Creativity for the Mentally Ill: A Book That Changed History
Sometimes you can hear such a statement that in order to create a masterpiece, you must be either a genius or a madman. Tarragon – the hero of the play “Waiting for Godot” by Samuel Becket, said that “we are all born crazy. And some of them remain … “Yes, and where is the line that separates genius from madness? In 1922, a German psychiatrist published a book in which he showed the work of the mentally ill, and this book made a splash among both the psychiatric society and artists.
The fact that some very talented, and even brilliant people suffered from various mental disorders is not news. So, it is known that Gogol suffered from manic-depressive psychosis, and Leo Tolstoy often had bouts of depression that alternated with numerous phobias. Maxim Gorky was prone to vagrancy and pyromania, and some experts insist that Lermontov suffered from a form of schizophrenia that he inherited from his mother.
Mental suffering – whether they are caused by objective life difficulties or real mental disorders, really somehow affect people’s creativity. And the German psychiatrist Hans Prinzhorn undertook to investigate this influence. This was the first study of its kind. Hans has been working on this study for a long time, and at the time of writing, there were already more than 5,000 works by patients of mental hospitals in his collection. These were both paints and pencil drawings, as well as stucco and carvings.
Most of the patients Hans observed were diagnosed as having schizophrenia. Hans was interested in what drives his patients when they create their work. Whatever the state of mind of a person, his need for creativity puts him on a fundamentally different level of development that distinguishes him from other living beings on the planet. No one except man feels the need to create something that does not exist, and even to copy existing things. Creativity is completely and exclusively peculiar to man. However, the motives that motivate you to create something may vary.
So, in the process, he developed his theses. According to Hans, there are six main impulses that stimulate the appearance of an artistic image: the desire to express oneself, the game, the need to decorate something, the desire to arrange something, the tendency to imitate and the need for symbols. “When we draw scribbles on a piece of paper, or when a child lays colorful pebbles on his mud cake, or when we plant flowers in our gardens, one thing is common for all these completely different types of activities – enriching the outside world with our personal perception elements.”
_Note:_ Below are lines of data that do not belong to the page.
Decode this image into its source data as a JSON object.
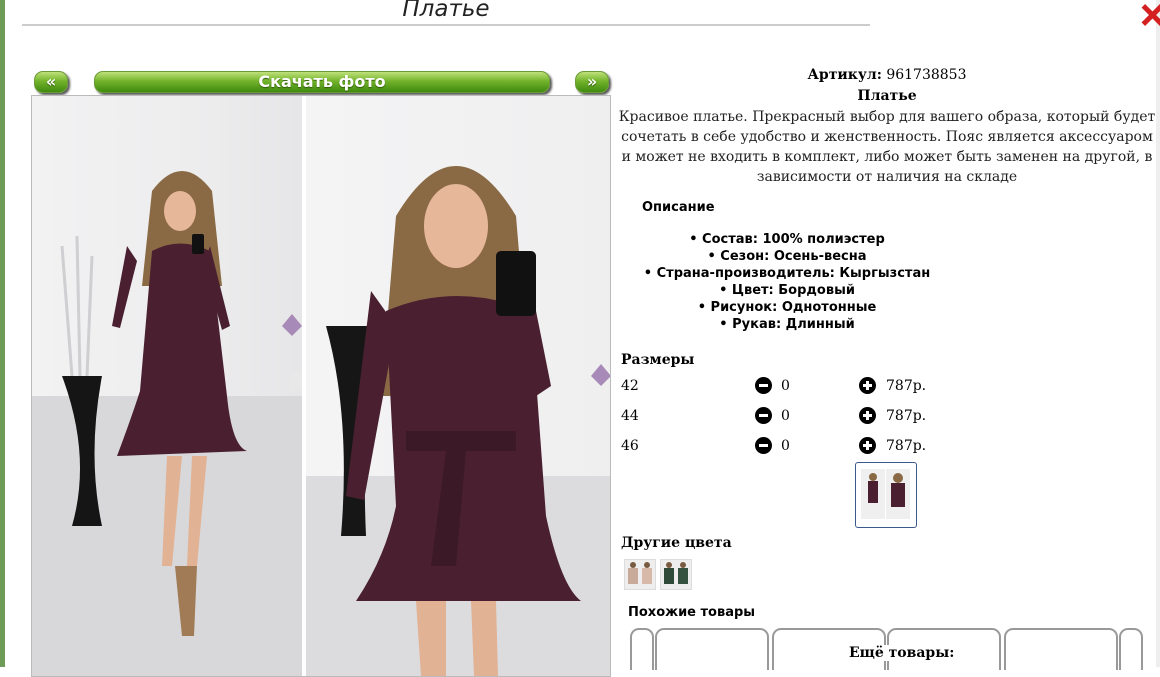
{
  "page": {
    "title": "Платье"
  },
  "gallery": {
    "prev_label": "«",
    "download_label": "Скачать фото",
    "next_label": "»"
  },
  "product": {
    "article_label": "Артикул:",
    "article_value": "961738853",
    "name": "Платье",
    "description": "Красивое платье. Прекрасный выбор для вашего образа, который будет сочетать в себе удобство и женственность. Пояс является аксессуаром и может не входить в комплект, либо может быть заменен на другой, в зависимости от наличия на складе",
    "description_heading": "Описание",
    "specs": [
      "Состав: 100% полиэстер",
      "Сезон: Осень-весна",
      "Страна-производитель: Кыргызстан",
      "Цвет: Бордовый",
      "Рисунок: Однотонные",
      "Рукав: Длинный"
    ]
  },
  "sizes": {
    "heading": "Размеры",
    "rows": [
      {
        "size": "42",
        "qty": "0",
        "price": "787р."
      },
      {
        "size": "44",
        "qty": "0",
        "price": "787р."
      },
      {
        "size": "46",
        "qty": "0",
        "price": "787р."
      }
    ]
  },
  "other_colors": {
    "heading": "Другие цвета"
  },
  "similar": {
    "heading": "Похожие товары",
    "more_label": "Ещё товары:"
  },
  "colors": {
    "accent_green": "#74b42c",
    "dress": "#4a2030",
    "close": "#d42020"
  }
}
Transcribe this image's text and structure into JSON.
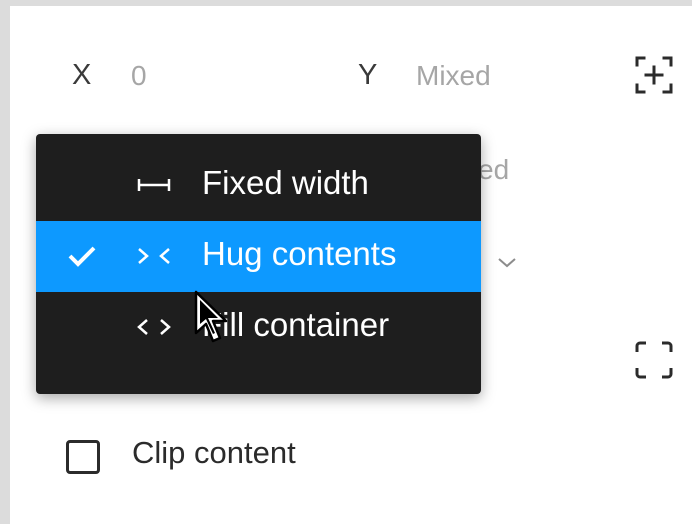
{
  "position": {
    "x_label": "X",
    "x_value": "0",
    "y_label": "Y",
    "y_value": "Mixed"
  },
  "hidden_row_partial_text": "ed",
  "icons": {
    "add_frame": "frame-add-icon",
    "fit_frame": "corner-brackets-icon",
    "dropdown_chevron": "chevron-down-icon"
  },
  "resizing_menu": {
    "items": [
      {
        "label": "Fixed width",
        "icon": "fixed-width-icon",
        "selected": false
      },
      {
        "label": "Hug contents",
        "icon": "hug-contents-icon",
        "selected": true
      },
      {
        "label": "Fill container",
        "icon": "fill-container-icon",
        "selected": false
      }
    ]
  },
  "clip_content": {
    "label": "Clip content",
    "checked": false
  },
  "colors": {
    "menu_background": "#1e1e1e",
    "selected_highlight": "#0d99ff",
    "label_text": "#3a3a3a",
    "value_text": "#a6a6a6"
  }
}
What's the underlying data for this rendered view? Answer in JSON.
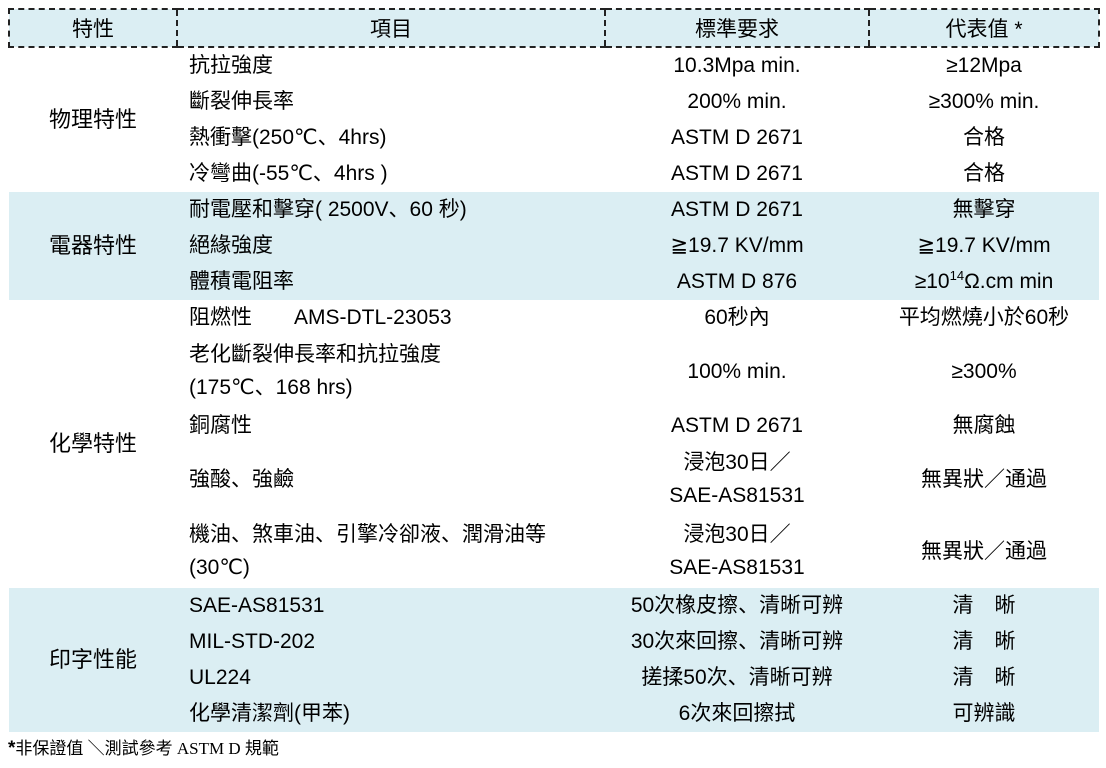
{
  "header": {
    "col1": "特性",
    "col2": "項目",
    "col3": "標準要求",
    "col4": "代表值 *"
  },
  "groups": {
    "physical": {
      "name": "物理特性",
      "rows": [
        {
          "item": "抗拉強度",
          "std": "10.3Mpa min.",
          "val": "≥12Mpa"
        },
        {
          "item": "斷裂伸長率",
          "std": "200% min.",
          "val": "≥300% min."
        },
        {
          "item": "熱衝擊(250℃、4hrs)",
          "std": "ASTM D 2671",
          "val": "合格"
        },
        {
          "item": "冷彎曲(-55℃、4hrs )",
          "std": "ASTM D 2671",
          "val": "合格"
        }
      ]
    },
    "electrical": {
      "name": "電器特性",
      "rows": [
        {
          "item": "耐電壓和擊穿( 2500V、60 秒)",
          "std": "ASTM D 2671",
          "val": "無擊穿"
        },
        {
          "item": "絕緣強度",
          "std": "≧19.7 KV/mm",
          "val": "≧19.7 KV/mm"
        },
        {
          "item": "體積電阻率",
          "std": "ASTM D 876",
          "val_pre": "≥10",
          "val_sup": "14",
          "val_post": "Ω.cm min"
        }
      ]
    },
    "chemical": {
      "name": "化學特性",
      "rows": [
        {
          "item": "阻燃性　　AMS-DTL-23053",
          "std": "60秒內",
          "val": "平均燃燒小於60秒"
        },
        {
          "item_line1": "老化斷裂伸長率和抗拉強度",
          "item_line2": "(175℃、168 hrs)",
          "std": "100% min.",
          "val": "≥300%"
        },
        {
          "item": "銅腐性",
          "std": "ASTM D 2671",
          "val": "無腐蝕"
        },
        {
          "item": "強酸、強鹼",
          "std_line1": "浸泡30日／",
          "std_line2": "SAE-AS81531",
          "val": "無異狀／通過"
        },
        {
          "item_line1": "機油、煞車油、引擎冷卻液、潤滑油等",
          "item_line2": "(30℃)",
          "std_line1": "浸泡30日／",
          "std_line2": "SAE-AS81531",
          "val": "無異狀／通過"
        }
      ]
    },
    "marking": {
      "name": "印字性能",
      "rows": [
        {
          "item": "SAE-AS81531",
          "std": "50次橡皮擦、清晰可辨",
          "val": "清　晰"
        },
        {
          "item": "MIL-STD-202",
          "std": "30次來回擦、清晰可辨",
          "val": "清　晰"
        },
        {
          "item": "UL224",
          "std": "搓揉50次、清晰可辨",
          "val": "清　晰"
        },
        {
          "item": "化學清潔劑(甲苯)",
          "std": "6次來回擦拭",
          "val": "可辨識"
        }
      ]
    }
  },
  "footnote": {
    "star": "*",
    "text": "非保證值 ＼測試參考 ASTM D 規範"
  }
}
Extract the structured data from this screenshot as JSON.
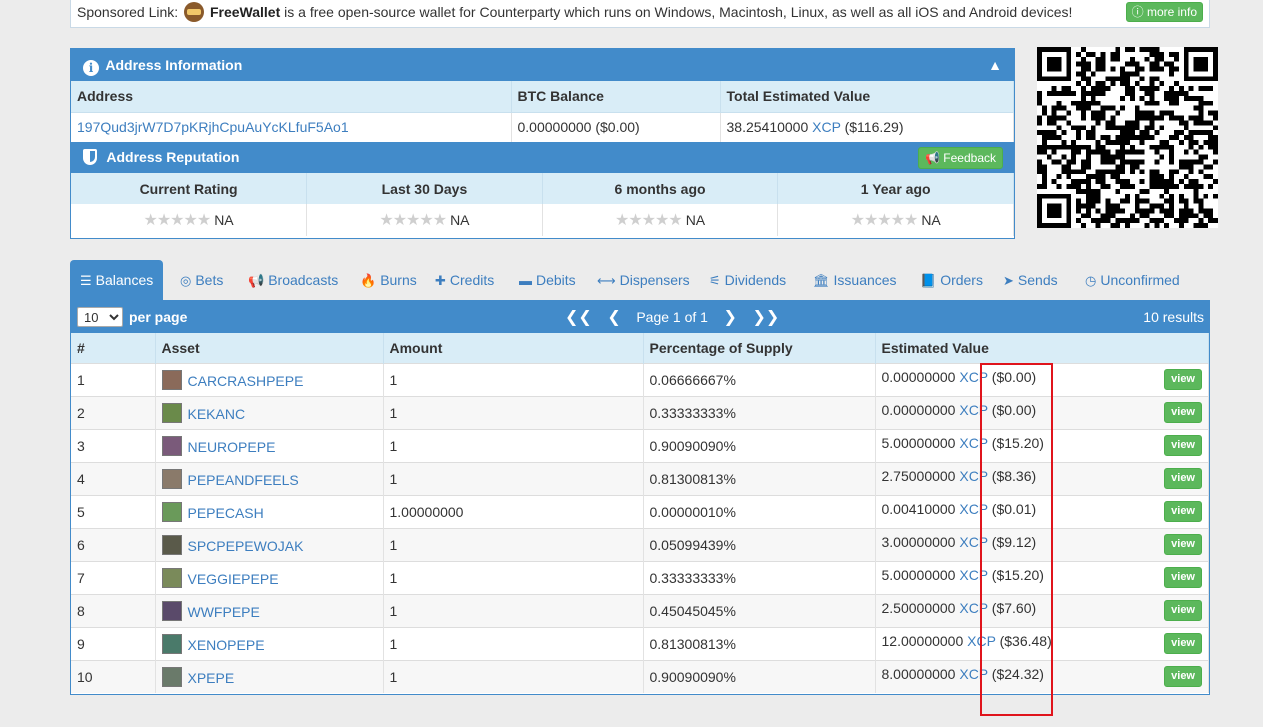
{
  "sponsor": {
    "prefix": "Sponsored Link:",
    "brand": "FreeWallet",
    "text": "is a free open-source wallet for Counterparty which runs on Windows, Macintosh, Linux, as well as all iOS and Android devices!",
    "button": "more info",
    "icon": "wallet-icon"
  },
  "address_panel": {
    "title": "Address Information",
    "headers": [
      "Address",
      "BTC Balance",
      "Total Estimated Value"
    ],
    "address": "197Qud3jrW7D7pKRjhCpuAuYcKLfuF5Ao1",
    "btc_balance": "0.00000000 ($0.00)",
    "total_value_amount": "38.25410000",
    "total_value_asset": "XCP",
    "total_value_usd": "($116.29)"
  },
  "reputation": {
    "title": "Address Reputation",
    "feedback_button": "Feedback",
    "headers": [
      "Current Rating",
      "Last 30 Days",
      "6 months ago",
      "1 Year ago"
    ],
    "values": [
      "NA",
      "NA",
      "NA",
      "NA"
    ]
  },
  "tabs": [
    {
      "label": "Balances",
      "icon": "list-icon"
    },
    {
      "label": "Bets",
      "icon": "target-icon"
    },
    {
      "label": "Broadcasts",
      "icon": "megaphone-icon"
    },
    {
      "label": "Burns",
      "icon": "fire-icon"
    },
    {
      "label": "Credits",
      "icon": "plus-icon"
    },
    {
      "label": "Debits",
      "icon": "minus-icon"
    },
    {
      "label": "Dispensers",
      "icon": "arrows-icon"
    },
    {
      "label": "Dividends",
      "icon": "sitemap-icon"
    },
    {
      "label": "Issuances",
      "icon": "bank-icon"
    },
    {
      "label": "Orders",
      "icon": "book-icon"
    },
    {
      "label": "Sends",
      "icon": "paper-plane-icon"
    },
    {
      "label": "Unconfirmed",
      "icon": "clock-icon"
    }
  ],
  "balances": {
    "per_page_value": "10",
    "per_page_label": "per page",
    "page_label": "Page 1 of 1",
    "results": "10 results",
    "columns": [
      "#",
      "Asset",
      "Amount",
      "Percentage of Supply",
      "Estimated Value"
    ],
    "view_label": "view",
    "rows": [
      {
        "n": "1",
        "asset": "CARCRASHPEPE",
        "amount": "1",
        "pct": "0.06666667%",
        "val": "0.00000000",
        "unit": "XCP",
        "usd": "($0.00)"
      },
      {
        "n": "2",
        "asset": "KEKANC",
        "amount": "1",
        "pct": "0.33333333%",
        "val": "0.00000000",
        "unit": "XCP",
        "usd": "($0.00)"
      },
      {
        "n": "3",
        "asset": "NEUROPEPE",
        "amount": "1",
        "pct": "0.90090090%",
        "val": "5.00000000",
        "unit": "XCP",
        "usd": "($15.20)"
      },
      {
        "n": "4",
        "asset": "PEPEANDFEELS",
        "amount": "1",
        "pct": "0.81300813%",
        "val": "2.75000000",
        "unit": "XCP",
        "usd": "($8.36)"
      },
      {
        "n": "5",
        "asset": "PEPECASH",
        "amount": "1.00000000",
        "pct": "0.00000010%",
        "val": "0.00410000",
        "unit": "XCP",
        "usd": "($0.01)"
      },
      {
        "n": "6",
        "asset": "SPCPEPEWOJAK",
        "amount": "1",
        "pct": "0.05099439%",
        "val": "3.00000000",
        "unit": "XCP",
        "usd": "($9.12)"
      },
      {
        "n": "7",
        "asset": "VEGGIEPEPE",
        "amount": "1",
        "pct": "0.33333333%",
        "val": "5.00000000",
        "unit": "XCP",
        "usd": "($15.20)"
      },
      {
        "n": "8",
        "asset": "WWFPEPE",
        "amount": "1",
        "pct": "0.45045045%",
        "val": "2.50000000",
        "unit": "XCP",
        "usd": "($7.60)"
      },
      {
        "n": "9",
        "asset": "XENOPEPE",
        "amount": "1",
        "pct": "0.81300813%",
        "val": "12.00000000",
        "unit": "XCP",
        "usd": "($36.48)"
      },
      {
        "n": "10",
        "asset": "XPEPE",
        "amount": "1",
        "pct": "0.90090090%",
        "val": "8.00000000",
        "unit": "XCP",
        "usd": "($24.32)"
      }
    ]
  },
  "colors": {
    "primary": "#428bca",
    "header_bg": "#d9edf7",
    "success": "#5cb85c",
    "link": "#3d7ebf",
    "highlight_box": "#e0141c"
  }
}
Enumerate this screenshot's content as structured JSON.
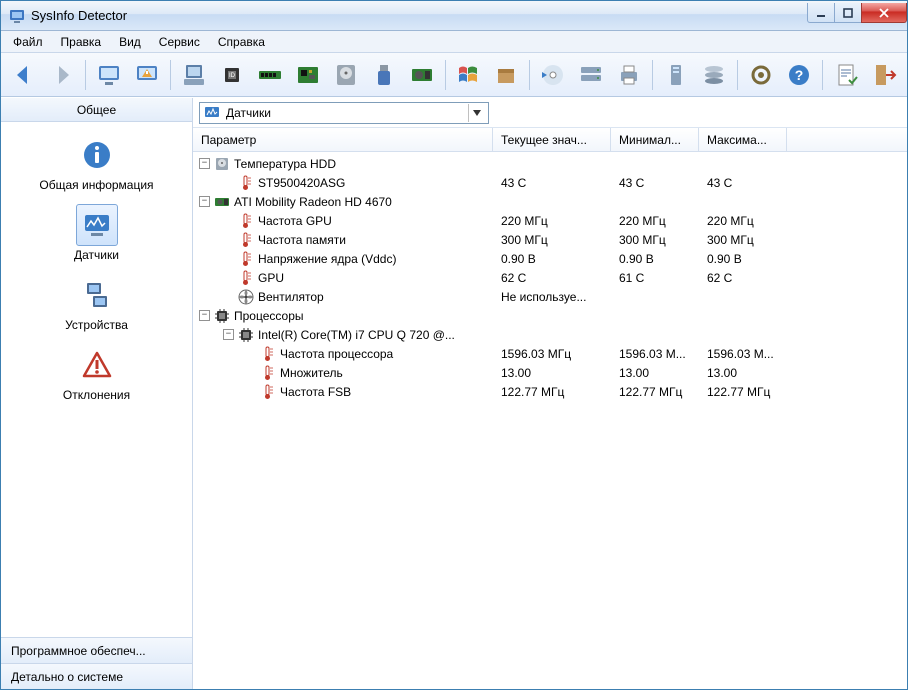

The book, based on a study by Hans Princeshorn, became at one time very popular. Leading German avant-garde artists such as Paul Klee, Max Ernst and Jean Dubuffet drew attention to her. Later, inspired by the work of Princeshorn, Jean Dubuffet will create the direction of Ar Brut (French Art brut – rough, raw art), which will promote the art of outsiders who reject beauty and harmony.
In 1937, 15 years after the publication of this book, the passions around it were still boiling. In that year, exhibitions were held in many German cities, at which paintings of masters and the mentally ill were exhibited simultaneously. So, next to the canvases of Paul Klee and Wassily Kandinsky, illustrations from the book of Prinzhorn hung. According to the idea of the organizers of the exhibition, this should have been a clear illustration of the difference between the work of a person of the “true genotype” and “degenerative” (“Entartete”), while the work of the mentally ill and the work of avant-garde artists were equated by the organizers of the exhibition and declared pathology.
One way or another, the book of Hans Princeholm was truly revolutionary at the time – it provided an opportunity to look at creativity from a new angle, and also provided the right of speech to those who were deprived of it at that time. When in society it was not accepted to discuss the mentally ill people, and even to some extent a taboo, it was Princoln who managed to break through this dam of silence and let their voices sound again.
In the mid-70s, the Museum of the Creativity of the Mentally Ill was opened in Russia. Today, he is assigned to the Department of Psychiatry and Narcology, and still opens the door for both curious visitors and those who are engaged in the scientific study of the craziness and genius of man. You can see the paintings from this museum in one of our articles.